    :edit-scope="getPaginationInfo"
  >
    <div slot-scope="{ items: todos }">
      {{todos}}
    </div>
  </FeathersVuexFind>
</template>

<script>
export default {
  data() {
    return {
      service: 'users',
      ids: [],
      query: {
        isComplete: true
      },
      total: 0,
      limit: 10,
      skip: 0
    };
  },
  computed: {
    internalQuery() {
      const { idField } = this.$store.state[this.service];
      return {
        [idField]: {
          $in: this.ids
        }
      };
    },
    fetchQuery() {
      return Object.assign({}, this.query, { $limit: this.limit, $skip: this.skip });
    }
  },
  methods: {
    getPaginationInfo (scope) {
      const { queryInfo, pageInfo } = scope;

      this.total = queryInfo.total;
      if (pageInfo && pageInfo.ids) {
        this.ids = pageInfo.ids;
      }
    }
  }
}
</script>

# Query when certain conditions are met

Sometimes you only want to query the API server when certain conditions are met. This example shows how to query the API server when the userSearch has as least three characters. This property does not affect the internal find getter, so the items will still update when the userSearch property has fewer than three characters, just no API request will be made.
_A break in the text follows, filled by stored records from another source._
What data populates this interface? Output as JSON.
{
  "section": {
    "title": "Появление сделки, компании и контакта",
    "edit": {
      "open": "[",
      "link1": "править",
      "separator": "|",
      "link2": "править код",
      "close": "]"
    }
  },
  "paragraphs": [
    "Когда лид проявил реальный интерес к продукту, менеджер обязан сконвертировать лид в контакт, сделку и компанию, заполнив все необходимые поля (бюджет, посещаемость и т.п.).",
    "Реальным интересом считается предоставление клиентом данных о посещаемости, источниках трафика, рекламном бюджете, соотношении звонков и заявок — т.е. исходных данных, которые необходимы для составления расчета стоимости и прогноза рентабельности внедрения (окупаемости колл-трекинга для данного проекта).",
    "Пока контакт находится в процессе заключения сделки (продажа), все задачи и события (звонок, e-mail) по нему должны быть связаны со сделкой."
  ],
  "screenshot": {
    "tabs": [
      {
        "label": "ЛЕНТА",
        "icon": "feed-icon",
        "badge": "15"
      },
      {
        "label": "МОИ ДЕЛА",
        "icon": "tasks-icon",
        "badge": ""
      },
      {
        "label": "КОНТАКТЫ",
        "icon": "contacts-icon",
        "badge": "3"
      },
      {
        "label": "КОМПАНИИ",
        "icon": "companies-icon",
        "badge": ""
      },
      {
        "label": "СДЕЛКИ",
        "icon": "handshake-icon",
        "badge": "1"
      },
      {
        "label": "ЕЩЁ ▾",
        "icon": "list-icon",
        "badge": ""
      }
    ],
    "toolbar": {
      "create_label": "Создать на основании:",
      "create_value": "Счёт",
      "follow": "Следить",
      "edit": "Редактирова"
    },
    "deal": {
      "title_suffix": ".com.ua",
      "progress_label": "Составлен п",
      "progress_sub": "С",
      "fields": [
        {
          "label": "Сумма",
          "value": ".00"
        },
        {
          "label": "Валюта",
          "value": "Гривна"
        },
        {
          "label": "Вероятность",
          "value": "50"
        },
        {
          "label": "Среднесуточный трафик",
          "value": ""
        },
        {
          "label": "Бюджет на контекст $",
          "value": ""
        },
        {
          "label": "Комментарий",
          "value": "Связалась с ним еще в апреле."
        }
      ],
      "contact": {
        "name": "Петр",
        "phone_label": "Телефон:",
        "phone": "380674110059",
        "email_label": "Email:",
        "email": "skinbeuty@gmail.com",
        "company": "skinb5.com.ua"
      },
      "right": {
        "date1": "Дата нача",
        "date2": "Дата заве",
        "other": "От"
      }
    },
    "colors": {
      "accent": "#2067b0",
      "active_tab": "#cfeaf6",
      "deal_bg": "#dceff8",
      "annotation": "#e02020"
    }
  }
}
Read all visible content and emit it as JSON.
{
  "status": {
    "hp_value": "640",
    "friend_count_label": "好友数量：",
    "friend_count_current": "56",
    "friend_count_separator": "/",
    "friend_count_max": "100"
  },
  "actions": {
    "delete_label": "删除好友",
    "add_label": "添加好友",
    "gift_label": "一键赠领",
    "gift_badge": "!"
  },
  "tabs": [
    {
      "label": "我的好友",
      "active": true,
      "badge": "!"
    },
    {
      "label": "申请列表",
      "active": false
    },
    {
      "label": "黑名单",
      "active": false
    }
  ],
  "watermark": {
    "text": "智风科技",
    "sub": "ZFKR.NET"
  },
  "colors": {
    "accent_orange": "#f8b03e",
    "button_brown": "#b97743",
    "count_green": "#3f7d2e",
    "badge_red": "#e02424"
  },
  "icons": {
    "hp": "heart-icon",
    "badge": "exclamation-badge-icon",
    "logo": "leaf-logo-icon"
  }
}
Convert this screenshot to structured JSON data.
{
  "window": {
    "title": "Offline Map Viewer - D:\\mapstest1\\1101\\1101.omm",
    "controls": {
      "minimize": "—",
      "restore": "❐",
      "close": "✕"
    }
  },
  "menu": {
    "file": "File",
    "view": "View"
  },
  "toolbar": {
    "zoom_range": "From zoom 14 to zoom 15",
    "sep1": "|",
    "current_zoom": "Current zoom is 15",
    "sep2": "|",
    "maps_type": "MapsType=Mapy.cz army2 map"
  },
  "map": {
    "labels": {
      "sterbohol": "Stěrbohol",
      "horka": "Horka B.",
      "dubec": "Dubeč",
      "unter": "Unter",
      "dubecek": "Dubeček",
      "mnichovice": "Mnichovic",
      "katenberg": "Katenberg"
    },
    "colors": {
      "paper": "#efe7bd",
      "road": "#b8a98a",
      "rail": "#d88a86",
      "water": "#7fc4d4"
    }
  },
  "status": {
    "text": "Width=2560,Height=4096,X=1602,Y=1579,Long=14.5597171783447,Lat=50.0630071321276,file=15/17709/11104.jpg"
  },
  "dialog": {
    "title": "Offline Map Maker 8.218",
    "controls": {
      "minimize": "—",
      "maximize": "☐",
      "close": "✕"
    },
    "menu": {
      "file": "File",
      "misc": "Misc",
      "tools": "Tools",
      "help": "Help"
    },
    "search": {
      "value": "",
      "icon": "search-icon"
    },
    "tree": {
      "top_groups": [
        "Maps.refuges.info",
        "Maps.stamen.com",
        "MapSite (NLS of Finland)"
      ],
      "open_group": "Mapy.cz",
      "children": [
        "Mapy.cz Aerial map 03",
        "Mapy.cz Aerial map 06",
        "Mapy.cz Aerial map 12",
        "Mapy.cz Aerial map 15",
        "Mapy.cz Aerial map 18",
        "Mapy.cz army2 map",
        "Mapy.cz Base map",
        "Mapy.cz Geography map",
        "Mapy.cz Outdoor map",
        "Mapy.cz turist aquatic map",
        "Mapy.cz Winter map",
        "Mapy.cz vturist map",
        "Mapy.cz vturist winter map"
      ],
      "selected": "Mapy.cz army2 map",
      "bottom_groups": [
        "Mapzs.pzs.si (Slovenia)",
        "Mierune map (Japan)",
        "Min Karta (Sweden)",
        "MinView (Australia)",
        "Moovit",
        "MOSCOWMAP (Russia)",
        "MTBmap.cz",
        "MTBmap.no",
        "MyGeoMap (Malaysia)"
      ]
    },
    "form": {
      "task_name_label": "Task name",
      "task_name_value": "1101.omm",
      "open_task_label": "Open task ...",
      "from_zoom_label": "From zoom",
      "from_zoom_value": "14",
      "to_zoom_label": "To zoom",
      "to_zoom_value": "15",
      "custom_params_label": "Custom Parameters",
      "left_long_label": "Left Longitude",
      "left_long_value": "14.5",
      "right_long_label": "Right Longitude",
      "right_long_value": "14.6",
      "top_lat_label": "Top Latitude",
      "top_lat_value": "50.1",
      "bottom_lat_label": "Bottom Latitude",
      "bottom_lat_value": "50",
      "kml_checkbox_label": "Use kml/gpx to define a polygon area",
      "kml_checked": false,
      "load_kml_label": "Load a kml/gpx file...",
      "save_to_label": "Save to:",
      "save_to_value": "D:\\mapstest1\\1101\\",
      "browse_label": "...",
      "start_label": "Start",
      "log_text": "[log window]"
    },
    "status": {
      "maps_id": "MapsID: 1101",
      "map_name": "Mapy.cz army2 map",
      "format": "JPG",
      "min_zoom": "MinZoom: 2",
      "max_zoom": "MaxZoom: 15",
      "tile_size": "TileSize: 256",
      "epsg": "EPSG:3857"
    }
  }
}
The isFindPending attribute is used to indicate when data is being loaded from the server.

<template>
  <div>
    <input type="text" v-model="userSearch"/>

    <FeathersVuexFind
      service="users"
      :query="usersQuery"
      watch="query"
      :queryWhen="userSearch.length > 2"
    >
      <ul
        slot-scope="{ items: users, isFindPending: areUsersLoading }"
        :class="[ areUsersLoading && 'is-loading' ]"
      >
        <li v-for="user in users" :key="user._id">
          {{user.email}}
        </li>
      </ul>
    </FeathersVuexFind>
  </div>
</template>

<script>
export default {
  data: () => ({
    userSearch: ''
  }),
  computed: {
    usersQuery () {
      return {
        email: { $regex: this.userSearch, $options: 'igm' },
        $sort: { email: 1 }
      }
    }
  }
}
</script>

# Use a get request

You can perform get requests with the FeathersVuexGet component and its id property. In the next example, when the selectedUserId changes, a get request will automatically fetch and display the matching user record. It also shows how to use the isGetPending prop to update the UI

<FeathersVuexGet
  service="todos"
  :id="selectedUserId"
>
  <div slot-scope="{ item: currentUser, isGetPending }">
    <div v-if="isGetPending" class="loading"> loading... </div>
    {{currentUser}}
  </div>
</FeathersVuexGet>